Task description: If a line below contains the string "this", copy it out.

---------- Supplied material

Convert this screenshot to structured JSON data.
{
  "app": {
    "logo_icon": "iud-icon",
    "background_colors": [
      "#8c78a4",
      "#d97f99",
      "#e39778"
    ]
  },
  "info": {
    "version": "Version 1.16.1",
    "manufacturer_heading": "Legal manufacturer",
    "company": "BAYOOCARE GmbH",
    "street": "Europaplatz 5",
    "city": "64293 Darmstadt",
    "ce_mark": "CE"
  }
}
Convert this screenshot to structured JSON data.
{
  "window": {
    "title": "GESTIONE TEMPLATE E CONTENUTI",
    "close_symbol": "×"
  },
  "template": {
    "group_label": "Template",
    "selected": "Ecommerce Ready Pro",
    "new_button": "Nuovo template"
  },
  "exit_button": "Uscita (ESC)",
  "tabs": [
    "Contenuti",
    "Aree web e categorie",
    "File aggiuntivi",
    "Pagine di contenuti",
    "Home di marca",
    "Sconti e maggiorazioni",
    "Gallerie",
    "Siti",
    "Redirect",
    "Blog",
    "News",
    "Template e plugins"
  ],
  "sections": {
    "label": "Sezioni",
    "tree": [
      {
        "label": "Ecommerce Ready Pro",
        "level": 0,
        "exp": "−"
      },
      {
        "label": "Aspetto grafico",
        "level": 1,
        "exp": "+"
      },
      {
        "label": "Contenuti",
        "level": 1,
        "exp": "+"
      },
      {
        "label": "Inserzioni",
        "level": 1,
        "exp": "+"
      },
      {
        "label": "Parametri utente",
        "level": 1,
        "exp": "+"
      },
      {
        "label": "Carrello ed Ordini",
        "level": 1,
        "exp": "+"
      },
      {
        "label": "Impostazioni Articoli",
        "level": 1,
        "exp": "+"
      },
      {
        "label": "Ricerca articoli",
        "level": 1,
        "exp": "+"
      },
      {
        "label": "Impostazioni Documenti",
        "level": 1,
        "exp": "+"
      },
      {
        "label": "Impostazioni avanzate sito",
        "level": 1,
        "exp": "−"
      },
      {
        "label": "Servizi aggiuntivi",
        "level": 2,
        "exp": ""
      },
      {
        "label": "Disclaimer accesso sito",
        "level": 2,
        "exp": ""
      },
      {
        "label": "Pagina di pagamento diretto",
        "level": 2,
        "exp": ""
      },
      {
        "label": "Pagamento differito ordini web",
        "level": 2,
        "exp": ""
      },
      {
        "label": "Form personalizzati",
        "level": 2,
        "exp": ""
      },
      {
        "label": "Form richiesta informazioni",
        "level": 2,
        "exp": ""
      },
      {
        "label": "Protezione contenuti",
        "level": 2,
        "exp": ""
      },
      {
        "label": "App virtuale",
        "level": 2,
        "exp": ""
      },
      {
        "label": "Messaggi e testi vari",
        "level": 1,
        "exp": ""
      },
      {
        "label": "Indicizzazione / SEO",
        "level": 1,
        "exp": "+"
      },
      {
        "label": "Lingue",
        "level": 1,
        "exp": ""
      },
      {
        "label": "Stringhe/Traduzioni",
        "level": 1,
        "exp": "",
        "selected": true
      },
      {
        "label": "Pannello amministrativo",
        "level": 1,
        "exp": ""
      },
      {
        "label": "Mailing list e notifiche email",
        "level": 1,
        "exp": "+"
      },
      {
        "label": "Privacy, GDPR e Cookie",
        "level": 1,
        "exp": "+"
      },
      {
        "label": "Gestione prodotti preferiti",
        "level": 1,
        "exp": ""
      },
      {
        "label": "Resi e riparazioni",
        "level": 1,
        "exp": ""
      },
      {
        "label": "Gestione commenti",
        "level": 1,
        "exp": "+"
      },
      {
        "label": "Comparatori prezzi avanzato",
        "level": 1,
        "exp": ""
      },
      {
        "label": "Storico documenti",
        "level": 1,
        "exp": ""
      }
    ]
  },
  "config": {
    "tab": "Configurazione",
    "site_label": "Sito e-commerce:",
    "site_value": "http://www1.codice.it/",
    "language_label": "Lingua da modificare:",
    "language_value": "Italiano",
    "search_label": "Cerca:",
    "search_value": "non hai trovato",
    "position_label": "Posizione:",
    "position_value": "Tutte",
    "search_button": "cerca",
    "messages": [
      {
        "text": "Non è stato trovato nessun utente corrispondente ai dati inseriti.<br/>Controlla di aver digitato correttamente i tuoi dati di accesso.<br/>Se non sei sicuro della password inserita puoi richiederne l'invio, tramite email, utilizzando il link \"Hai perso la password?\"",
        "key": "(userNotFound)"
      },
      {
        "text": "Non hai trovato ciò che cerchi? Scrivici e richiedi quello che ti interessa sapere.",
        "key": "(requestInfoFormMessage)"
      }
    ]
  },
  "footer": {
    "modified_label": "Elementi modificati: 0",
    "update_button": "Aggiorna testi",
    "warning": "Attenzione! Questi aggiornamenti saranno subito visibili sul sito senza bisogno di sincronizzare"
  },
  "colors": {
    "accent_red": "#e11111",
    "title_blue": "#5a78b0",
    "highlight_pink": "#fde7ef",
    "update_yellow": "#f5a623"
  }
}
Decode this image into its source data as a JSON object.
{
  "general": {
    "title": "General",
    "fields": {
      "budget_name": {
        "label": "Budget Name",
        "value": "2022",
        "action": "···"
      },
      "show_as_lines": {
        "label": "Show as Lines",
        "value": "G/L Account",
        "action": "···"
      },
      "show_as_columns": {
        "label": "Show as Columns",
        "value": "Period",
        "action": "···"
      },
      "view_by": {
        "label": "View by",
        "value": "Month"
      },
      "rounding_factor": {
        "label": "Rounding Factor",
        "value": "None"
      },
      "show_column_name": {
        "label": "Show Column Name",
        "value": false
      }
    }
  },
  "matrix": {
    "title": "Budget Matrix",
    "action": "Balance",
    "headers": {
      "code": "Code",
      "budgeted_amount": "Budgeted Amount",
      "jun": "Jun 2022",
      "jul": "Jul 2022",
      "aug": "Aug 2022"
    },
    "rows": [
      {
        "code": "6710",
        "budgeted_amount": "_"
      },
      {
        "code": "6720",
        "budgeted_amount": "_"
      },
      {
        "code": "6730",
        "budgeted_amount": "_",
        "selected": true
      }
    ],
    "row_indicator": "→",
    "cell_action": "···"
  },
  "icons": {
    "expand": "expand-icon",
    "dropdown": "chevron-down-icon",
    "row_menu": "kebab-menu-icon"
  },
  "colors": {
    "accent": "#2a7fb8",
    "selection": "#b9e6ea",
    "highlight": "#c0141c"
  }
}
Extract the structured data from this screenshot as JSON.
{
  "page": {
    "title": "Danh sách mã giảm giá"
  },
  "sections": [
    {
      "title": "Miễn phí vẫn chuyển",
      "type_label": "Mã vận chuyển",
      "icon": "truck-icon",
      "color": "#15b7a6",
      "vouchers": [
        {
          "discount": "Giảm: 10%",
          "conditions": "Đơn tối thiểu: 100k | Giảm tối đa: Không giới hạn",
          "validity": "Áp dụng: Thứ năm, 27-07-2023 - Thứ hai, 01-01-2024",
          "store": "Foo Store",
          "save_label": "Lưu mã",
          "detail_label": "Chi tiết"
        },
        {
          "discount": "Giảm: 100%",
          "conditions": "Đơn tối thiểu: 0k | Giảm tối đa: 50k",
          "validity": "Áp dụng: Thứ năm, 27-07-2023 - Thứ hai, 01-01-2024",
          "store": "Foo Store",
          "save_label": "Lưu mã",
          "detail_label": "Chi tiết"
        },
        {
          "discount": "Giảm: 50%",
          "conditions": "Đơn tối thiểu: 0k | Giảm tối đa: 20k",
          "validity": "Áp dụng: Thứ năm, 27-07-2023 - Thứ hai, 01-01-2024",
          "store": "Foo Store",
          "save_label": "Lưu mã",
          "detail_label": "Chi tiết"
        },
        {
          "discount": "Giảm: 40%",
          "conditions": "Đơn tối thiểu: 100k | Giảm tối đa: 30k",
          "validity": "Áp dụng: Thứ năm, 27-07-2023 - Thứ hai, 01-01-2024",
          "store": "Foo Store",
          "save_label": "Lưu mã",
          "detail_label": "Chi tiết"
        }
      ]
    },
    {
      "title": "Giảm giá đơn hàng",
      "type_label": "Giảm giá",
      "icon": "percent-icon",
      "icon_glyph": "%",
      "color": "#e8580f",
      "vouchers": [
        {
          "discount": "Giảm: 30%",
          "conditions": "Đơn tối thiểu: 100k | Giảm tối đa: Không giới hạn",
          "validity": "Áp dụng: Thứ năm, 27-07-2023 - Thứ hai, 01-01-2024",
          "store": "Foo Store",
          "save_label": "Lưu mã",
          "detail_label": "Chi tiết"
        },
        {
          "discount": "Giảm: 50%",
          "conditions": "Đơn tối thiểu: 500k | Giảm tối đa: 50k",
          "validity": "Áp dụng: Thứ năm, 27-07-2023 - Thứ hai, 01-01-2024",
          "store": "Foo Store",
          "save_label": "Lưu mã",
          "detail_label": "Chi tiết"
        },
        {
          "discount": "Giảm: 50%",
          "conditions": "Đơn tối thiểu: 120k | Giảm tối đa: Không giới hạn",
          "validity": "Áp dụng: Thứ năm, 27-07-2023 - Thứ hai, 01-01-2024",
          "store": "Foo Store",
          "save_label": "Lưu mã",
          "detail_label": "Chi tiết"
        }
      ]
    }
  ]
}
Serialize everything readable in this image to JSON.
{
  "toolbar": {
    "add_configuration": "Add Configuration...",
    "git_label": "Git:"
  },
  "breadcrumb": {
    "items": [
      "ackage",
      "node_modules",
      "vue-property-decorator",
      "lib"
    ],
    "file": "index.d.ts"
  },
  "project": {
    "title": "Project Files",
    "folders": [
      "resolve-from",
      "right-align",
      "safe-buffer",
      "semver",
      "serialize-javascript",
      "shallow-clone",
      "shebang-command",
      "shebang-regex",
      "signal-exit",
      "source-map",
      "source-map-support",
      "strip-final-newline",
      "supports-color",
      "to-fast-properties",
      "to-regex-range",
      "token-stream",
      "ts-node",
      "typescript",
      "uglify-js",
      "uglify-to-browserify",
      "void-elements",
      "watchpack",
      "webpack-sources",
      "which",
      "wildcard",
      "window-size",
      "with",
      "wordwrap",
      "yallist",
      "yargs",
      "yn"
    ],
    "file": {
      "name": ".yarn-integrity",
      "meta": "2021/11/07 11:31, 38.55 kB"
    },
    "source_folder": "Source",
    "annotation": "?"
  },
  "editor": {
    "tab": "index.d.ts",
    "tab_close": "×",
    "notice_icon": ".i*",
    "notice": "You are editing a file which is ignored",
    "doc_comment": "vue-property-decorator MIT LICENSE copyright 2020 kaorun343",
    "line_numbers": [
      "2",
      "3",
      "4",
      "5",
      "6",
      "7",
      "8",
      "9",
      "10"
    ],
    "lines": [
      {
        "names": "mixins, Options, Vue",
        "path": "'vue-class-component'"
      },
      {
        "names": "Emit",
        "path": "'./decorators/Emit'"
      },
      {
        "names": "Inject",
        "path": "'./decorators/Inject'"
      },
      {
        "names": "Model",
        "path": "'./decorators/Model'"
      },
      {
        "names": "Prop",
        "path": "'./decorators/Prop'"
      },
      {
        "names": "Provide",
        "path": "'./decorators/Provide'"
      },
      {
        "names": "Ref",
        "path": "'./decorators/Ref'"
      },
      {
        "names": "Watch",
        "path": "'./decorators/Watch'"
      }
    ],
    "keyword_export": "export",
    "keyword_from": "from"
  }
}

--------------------

Solved problem:
Convert this screenshot to structured JSON data.
Convert this screenshot to structured JSON data.
Decode this image into its source data as a JSON object.
Extract the structured data from this screenshot as JSON.
Serialize everything readable in this image to JSON.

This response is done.